_What is needed_
Your job is to return every line in the data holding the string "screenshot".

_Exercise data_
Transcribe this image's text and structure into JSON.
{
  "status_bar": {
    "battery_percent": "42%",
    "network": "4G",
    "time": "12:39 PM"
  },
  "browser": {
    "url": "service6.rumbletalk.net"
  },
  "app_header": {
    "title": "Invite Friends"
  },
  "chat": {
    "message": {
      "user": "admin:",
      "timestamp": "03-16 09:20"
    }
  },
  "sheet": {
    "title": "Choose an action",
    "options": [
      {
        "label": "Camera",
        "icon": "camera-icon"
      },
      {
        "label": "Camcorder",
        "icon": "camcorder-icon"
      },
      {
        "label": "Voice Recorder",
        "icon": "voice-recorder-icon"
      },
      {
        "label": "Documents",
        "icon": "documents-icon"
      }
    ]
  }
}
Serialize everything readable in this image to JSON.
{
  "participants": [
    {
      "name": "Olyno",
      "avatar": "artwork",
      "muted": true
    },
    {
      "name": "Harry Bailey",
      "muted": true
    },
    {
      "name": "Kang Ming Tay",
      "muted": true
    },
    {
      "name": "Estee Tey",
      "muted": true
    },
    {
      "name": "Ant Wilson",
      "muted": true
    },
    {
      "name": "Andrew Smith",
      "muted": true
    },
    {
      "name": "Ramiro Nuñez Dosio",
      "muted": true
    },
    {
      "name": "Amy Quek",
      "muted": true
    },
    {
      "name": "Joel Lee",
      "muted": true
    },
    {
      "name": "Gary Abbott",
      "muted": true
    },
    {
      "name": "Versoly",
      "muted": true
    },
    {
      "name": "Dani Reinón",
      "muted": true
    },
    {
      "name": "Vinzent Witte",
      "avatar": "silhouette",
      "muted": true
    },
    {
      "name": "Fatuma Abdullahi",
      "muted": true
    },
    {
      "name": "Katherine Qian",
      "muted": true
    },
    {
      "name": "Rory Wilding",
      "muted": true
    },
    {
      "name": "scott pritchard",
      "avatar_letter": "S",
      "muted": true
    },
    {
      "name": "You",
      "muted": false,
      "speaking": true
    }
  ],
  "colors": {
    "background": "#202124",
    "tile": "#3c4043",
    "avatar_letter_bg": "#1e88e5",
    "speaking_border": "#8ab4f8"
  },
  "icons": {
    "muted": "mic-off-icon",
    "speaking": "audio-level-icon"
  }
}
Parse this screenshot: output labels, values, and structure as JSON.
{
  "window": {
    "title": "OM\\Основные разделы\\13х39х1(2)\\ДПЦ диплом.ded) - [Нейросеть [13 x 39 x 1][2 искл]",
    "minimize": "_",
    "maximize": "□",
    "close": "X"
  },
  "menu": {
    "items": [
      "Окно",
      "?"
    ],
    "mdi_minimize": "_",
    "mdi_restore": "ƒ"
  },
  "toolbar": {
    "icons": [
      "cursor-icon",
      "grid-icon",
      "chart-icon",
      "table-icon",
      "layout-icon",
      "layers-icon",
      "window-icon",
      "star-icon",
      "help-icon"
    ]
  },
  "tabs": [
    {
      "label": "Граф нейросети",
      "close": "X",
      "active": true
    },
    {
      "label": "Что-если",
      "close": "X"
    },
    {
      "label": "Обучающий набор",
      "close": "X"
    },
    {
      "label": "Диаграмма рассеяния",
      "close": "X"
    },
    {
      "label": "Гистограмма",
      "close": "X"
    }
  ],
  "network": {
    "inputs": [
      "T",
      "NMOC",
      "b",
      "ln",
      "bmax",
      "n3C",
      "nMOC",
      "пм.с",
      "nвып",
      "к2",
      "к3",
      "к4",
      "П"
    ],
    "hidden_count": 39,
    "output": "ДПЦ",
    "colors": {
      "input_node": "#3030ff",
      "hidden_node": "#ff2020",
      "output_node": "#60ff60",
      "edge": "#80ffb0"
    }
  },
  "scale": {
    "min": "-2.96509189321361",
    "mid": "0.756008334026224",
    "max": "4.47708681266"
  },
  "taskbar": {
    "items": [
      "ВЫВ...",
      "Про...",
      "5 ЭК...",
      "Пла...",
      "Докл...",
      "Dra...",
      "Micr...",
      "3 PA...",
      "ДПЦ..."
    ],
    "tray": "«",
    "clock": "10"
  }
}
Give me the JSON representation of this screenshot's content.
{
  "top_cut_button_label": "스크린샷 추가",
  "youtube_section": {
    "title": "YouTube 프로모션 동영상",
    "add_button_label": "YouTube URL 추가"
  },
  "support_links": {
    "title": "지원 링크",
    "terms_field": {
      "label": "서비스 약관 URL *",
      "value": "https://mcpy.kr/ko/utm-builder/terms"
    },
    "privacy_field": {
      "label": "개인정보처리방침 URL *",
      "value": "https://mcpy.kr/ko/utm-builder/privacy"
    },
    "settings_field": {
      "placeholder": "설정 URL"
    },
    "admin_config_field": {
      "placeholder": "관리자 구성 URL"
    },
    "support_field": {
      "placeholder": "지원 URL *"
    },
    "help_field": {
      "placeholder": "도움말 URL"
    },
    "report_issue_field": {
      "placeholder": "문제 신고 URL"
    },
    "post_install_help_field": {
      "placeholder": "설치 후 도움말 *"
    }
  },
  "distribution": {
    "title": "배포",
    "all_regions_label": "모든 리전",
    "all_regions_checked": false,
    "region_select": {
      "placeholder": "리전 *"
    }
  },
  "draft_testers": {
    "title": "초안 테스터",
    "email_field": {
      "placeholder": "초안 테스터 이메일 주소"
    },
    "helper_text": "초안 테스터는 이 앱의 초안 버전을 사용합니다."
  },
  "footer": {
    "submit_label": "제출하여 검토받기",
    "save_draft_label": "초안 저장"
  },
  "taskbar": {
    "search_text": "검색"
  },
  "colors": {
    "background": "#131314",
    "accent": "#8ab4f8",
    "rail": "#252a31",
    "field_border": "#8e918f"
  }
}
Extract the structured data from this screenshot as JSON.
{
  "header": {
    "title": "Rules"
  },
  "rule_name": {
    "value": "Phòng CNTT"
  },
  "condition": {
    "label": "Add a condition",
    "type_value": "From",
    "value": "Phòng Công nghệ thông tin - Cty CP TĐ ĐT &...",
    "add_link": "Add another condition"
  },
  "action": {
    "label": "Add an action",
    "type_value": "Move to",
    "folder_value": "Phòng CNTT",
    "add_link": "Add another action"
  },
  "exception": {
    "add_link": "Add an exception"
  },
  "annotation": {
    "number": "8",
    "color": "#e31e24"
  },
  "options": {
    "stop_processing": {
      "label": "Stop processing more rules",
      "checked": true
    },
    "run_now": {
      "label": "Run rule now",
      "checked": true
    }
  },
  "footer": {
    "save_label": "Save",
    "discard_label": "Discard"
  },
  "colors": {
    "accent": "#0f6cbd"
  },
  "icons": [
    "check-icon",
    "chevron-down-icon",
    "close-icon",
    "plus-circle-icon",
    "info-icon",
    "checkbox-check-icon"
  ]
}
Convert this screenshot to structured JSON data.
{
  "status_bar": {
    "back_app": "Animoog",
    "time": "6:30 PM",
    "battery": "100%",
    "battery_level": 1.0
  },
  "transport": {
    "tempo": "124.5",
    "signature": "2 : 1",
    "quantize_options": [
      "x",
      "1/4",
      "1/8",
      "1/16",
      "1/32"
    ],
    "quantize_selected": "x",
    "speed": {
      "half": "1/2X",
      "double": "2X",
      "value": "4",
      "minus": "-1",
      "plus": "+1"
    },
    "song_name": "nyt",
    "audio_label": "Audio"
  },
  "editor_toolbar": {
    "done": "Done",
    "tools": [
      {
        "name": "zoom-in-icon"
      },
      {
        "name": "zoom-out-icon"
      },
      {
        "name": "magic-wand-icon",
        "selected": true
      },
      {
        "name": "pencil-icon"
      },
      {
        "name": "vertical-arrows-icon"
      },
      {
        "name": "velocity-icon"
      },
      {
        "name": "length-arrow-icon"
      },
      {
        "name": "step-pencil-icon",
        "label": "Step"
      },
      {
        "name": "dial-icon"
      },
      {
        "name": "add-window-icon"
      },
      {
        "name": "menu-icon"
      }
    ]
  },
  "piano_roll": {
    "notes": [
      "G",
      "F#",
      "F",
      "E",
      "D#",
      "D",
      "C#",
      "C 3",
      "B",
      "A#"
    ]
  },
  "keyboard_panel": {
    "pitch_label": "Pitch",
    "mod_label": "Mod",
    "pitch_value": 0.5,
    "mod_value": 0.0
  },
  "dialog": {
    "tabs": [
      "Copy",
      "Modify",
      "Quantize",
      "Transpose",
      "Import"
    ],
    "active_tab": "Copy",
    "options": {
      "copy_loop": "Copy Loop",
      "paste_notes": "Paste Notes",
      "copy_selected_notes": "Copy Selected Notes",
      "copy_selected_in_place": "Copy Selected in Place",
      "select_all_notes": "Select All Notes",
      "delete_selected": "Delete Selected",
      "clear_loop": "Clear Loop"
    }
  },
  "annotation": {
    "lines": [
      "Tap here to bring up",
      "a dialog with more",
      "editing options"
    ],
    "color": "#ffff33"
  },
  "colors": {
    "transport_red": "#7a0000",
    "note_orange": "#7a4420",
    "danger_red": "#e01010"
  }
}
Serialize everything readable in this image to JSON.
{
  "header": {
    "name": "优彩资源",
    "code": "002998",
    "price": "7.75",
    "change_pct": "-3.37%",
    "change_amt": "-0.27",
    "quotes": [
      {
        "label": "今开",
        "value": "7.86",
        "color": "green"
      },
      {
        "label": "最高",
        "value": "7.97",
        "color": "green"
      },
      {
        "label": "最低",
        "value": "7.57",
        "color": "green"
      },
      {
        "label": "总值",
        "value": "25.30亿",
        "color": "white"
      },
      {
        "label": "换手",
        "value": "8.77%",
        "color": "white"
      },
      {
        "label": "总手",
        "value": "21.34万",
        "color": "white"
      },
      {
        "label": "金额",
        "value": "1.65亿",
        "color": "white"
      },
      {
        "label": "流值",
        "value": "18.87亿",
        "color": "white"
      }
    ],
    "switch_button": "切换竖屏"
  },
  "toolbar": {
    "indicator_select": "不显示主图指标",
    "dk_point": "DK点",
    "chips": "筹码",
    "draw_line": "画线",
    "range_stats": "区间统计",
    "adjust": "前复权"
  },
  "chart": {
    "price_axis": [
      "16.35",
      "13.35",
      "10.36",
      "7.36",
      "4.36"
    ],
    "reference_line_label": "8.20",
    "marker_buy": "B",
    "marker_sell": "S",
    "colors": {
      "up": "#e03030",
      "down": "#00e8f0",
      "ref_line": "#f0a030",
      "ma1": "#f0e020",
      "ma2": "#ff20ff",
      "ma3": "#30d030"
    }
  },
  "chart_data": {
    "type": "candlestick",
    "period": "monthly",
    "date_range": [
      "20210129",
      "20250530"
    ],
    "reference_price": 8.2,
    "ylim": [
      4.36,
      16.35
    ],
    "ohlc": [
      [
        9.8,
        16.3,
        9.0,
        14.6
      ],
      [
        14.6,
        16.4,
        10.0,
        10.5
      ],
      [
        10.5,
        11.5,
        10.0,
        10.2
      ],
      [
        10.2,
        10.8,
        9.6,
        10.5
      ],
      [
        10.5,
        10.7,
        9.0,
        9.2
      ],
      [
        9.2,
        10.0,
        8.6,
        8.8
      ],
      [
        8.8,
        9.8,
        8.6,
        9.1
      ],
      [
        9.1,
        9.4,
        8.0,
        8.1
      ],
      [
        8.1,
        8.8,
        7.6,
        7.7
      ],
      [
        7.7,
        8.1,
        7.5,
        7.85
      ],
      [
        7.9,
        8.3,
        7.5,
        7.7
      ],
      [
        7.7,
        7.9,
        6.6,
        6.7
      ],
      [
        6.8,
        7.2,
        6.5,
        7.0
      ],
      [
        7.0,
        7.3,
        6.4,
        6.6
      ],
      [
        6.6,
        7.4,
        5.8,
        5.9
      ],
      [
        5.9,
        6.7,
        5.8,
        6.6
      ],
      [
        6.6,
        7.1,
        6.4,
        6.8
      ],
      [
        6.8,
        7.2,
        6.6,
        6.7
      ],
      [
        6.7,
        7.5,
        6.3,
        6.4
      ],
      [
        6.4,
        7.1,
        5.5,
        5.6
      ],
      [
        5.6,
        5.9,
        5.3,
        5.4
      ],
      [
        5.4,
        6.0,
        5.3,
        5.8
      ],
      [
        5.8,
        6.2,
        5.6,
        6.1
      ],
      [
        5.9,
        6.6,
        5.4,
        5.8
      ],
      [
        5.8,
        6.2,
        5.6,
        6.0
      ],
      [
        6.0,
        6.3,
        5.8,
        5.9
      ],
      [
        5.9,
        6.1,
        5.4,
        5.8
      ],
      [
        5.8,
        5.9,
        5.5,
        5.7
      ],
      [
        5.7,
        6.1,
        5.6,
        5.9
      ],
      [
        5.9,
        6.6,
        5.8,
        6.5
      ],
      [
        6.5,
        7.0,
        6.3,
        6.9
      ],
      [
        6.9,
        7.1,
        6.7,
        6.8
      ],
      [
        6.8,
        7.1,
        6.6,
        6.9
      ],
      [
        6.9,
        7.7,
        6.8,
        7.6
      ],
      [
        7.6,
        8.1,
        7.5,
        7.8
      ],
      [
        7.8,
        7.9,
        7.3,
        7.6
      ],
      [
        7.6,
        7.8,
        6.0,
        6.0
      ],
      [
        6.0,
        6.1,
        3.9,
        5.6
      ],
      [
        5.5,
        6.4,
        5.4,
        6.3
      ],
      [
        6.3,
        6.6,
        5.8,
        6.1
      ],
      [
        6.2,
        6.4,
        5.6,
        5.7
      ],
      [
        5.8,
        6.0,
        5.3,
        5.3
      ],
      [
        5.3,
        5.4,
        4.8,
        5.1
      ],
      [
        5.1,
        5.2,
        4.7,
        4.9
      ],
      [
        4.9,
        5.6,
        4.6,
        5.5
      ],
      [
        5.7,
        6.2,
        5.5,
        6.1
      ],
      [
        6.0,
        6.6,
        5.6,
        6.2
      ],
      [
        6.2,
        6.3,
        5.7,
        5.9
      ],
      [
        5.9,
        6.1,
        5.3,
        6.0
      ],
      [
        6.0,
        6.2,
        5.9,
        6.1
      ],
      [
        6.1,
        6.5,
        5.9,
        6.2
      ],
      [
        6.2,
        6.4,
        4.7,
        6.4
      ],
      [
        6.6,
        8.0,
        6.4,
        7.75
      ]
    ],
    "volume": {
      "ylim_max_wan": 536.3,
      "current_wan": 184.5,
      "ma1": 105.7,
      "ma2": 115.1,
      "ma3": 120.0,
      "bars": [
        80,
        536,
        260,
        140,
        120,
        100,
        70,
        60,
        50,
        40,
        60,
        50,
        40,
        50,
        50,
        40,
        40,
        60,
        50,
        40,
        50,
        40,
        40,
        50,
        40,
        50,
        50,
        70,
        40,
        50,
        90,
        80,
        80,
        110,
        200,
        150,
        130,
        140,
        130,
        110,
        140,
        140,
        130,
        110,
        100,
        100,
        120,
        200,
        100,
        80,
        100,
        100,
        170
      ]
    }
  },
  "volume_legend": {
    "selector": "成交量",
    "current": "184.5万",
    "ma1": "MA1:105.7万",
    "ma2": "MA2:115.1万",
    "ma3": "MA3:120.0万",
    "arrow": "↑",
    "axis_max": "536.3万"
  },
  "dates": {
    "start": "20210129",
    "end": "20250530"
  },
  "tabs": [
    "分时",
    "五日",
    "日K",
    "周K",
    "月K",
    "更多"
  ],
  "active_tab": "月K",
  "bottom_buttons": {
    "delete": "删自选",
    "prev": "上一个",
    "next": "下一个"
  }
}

_Solution to this task_
Parse this screenshot: output labels, values, and structure as JSON.
Give me the JSON representation of this screenshot's content.
Extract the structured data from this screenshot as JSON.
Convert this screenshot to structured JSON data.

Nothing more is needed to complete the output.